"We have great dogs as unique as the so-called designer dogs," said PHS/SPCA spokesperson Scott Delucchi. "Odds are, they were bred accidentally, but we aim to turn that into something positive for dogs found stray or surrendered to us by owners unable or unwilling to keep them."
The dogs' adoption fees are a fraction of what designer breed dogs cost, and shelter staff believe their new owners will love them every bit as much. The adoption fee for adult dogs is $120, which includes a spay/neuter surgery, all vaccinations, a microchip, behavior evaluation and veterinary check. The fee for puppies under six months is $135, while dogs at least seven years old can be adopted for $75. DNA profiles are included in the selected dogs' adoption fees.

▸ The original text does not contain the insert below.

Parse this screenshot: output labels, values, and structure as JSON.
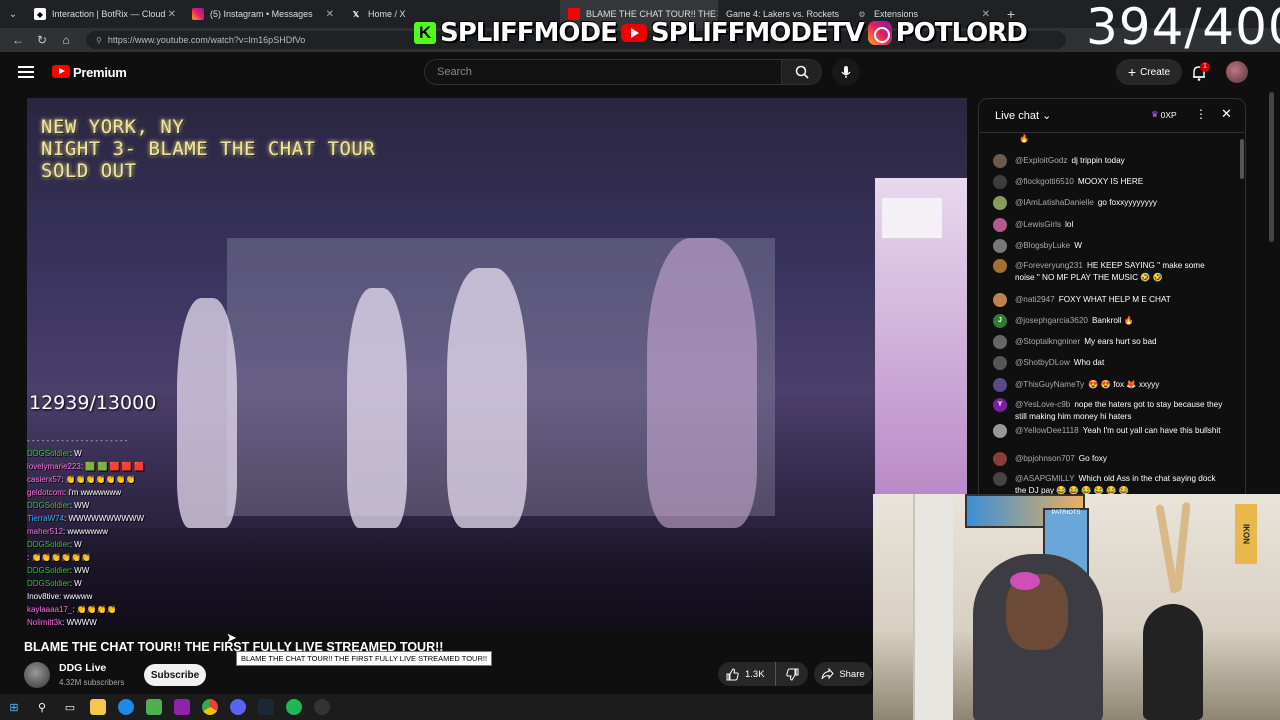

PHS/SPCA spent about $60 per dog on the tests. If a genetic breakdown helps pique interest in the mixed breed dogs and leads to quicker adoptions, the shelter will expand its Who's Your Daddy? program.
"We're having a lot of fun with this, and definitely scratched our heads over a few of the DNA findings," continued Delucchi. "In the end, it's about making connections with adopters and finding homes for dogs who deserve a second chance."
Adopters can preview PHS/SPCA's DNA-tested dogs online at www.phs-spca.org or meet them at PHS/SPCA's Center for Compassion (1450 Rollins Rd., Burlingame), open from 11am to 7 pm today and 11 am to 6 pm this weekend.
August 19 (Burlingame) - On July 30, the Peninsula Humane Society & SPCA (PHS/SPCA) received a disturbing video clip showing the owner/operator of a dog sitting and boarding business jerk a cowering dog up by the neck, slam the little dog to the ground, and slap the dog multiple times while pinned to the ground. This occurred in the dog sitter’s yard on July 30 and was captured on a cell phone by a neighbor.
"We are looking for the dog pictured in this video (WARNING: this footage is extremely disturbing. https://youtu.be/m_37-UvwMPI) as we fear the dog may have been injured," said PHS/SPCA spokesperson Scott Delucchi. "The owner is claiming the dog in the video clip is her dog, a Lhasa Apso, but we can clearly see several distinguishing physical characteristics which tell us these are not the same dog.”
The dog in the video is a golden-colored, approximately 15-pound, long-haired small breed, perhaps a Chihuahua mix, with a fluffy tail, and somewhat pointed snout with short hair around the face. The owner’s dog is almost white-colored, with a flatter snout, significantly longer hair around the ears and muzzle and a different torso.
The owner's single-story residence is located behind Burlingame High School, between the high school and Hwy 101. The owner, a woman in her 60s, has operated a dog sitting and boarding business at this residence for at least 10 years; during that time, PHS/SPCA has received multiple complaints from neighbors about her care and handling of the boarded animals.
"We believe that the evidence presented in the video clip is enough for the District Attorney's Office to bring animal abuse charges against this woman," continued Delucchi. "At this point, our primary concern is for the dog. If we hear from other dog owners who have hired this woman to care for their dogs and had bad experiences, they may become part of the report we deliver to the DA's Office."
PHS/SPCA previously received two other video clips in late May of this year. In one, it appears the business owner is stomping on a dog. In the clip, she’s stomping down on something that is obscured, then a dog runs away from the area where she was stomping.
Tom and Annette Lantos Center for Compassion
Coyote Point Shelter